Hòn Tài (Tài Island) has an important ranger station that is responsible for protecting sea turtles and sea cucumbers, as well as a 34ha forest. It took us nearly 45 minutes by ship to get to Tài Island.

Trần Văn Bình, head of Tài Island’s ranger station, said: "When it comes to the stormy season, it takes nearly a month for the three rangers here to meet visitors."

Three rangers including Bình are in charge of patrolling Tài Island and two small islands nearby.

Ranger Trần Văn Ninh said he has worked on Tài Island for three years. “When I first started working on the island, I felt very sad.

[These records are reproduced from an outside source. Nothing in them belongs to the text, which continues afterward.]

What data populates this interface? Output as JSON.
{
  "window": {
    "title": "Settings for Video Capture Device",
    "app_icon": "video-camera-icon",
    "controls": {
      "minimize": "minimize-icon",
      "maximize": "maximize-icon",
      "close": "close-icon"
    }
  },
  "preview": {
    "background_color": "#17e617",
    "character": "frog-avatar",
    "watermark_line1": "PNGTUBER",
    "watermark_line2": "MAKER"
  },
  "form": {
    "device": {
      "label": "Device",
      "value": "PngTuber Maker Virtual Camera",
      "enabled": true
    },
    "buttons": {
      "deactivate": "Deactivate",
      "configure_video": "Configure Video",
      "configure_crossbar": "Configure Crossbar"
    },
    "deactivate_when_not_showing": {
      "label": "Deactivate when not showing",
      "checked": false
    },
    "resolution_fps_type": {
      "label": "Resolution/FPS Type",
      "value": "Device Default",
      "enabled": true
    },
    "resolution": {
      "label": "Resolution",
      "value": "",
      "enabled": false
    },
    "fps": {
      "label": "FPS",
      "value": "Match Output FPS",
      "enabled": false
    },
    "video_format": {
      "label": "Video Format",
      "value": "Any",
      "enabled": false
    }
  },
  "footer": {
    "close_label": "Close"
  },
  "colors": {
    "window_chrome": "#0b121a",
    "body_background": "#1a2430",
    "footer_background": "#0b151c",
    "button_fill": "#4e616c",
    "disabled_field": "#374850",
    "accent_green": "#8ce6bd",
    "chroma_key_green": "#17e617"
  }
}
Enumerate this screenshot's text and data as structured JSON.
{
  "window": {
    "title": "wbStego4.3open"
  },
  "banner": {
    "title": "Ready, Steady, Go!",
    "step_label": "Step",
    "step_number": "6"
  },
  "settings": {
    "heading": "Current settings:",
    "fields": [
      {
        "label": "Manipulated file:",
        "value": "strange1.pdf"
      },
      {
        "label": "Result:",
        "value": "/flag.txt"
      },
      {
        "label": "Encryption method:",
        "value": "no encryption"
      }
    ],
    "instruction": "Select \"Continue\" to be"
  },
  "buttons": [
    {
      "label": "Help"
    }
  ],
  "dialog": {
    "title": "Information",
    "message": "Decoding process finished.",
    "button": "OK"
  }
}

"I missed my wife and children at home, sometimes I wanted to quit. However, we encourage ourselves and share joy and sorrow in life, we still stay with the island."

Bình said the work of rangers here was quite hard and they often patrolled at night.

“We have to protect two particularly rare animals: sea turtles and sea cucumbers, which are the most poached species,” he said.

“In the turtle-hatching season from March to October every year, we hardly sleep at night, because we have to rescue mother turtles and take care of eggs to keep them from being stolen.”

Côn Đảo District’s population is about 8,000, but it receives 25,000-26,000 tourists including 5,000-6,000 foreigners every year.

With the belief that sea turtle eggs are beneficial to human health, and their high price of VNĐ200,000/egg, many people still take the opportunity to steal them.

Rangers had to fight and arrested thieves and strictly handled the illegal trade of the eggs, Bình said. “We are protecting 350-400 sea turtles that enter islands to lay eggs every year.”

Recently, people used boats to steal aquatic products in coastal areas.

"At night, when we are just starting to sleep, we see the distant lights, we all wake up to find their location and call the mobile ranger team on the shore to co-operate.”

“On the island, a ranger usually has a 1-2 month rotation to return home for 5-6 days off. But in stormy season, sometimes it can be longer.”

Vũ Đình Nam, deputy head of Côn Đảo National Park’s ranger team, said: "The biggest difficulty when patrolling at sea is that the violators are very active, they are ready to fight back so they can flee.”

“Last month, we discovered some subjects were illegally fishing. We asked them to stop but they resisted by cursing, then throwing bricks and stones at the ranger’s boat.

“Sometimes we have to leave, and ask for support from border military forces.

“For us, protecting aquatic resources in the sea, as well as the forest, is our task. We resolutely handle all violators in accordance with the law.” — VNS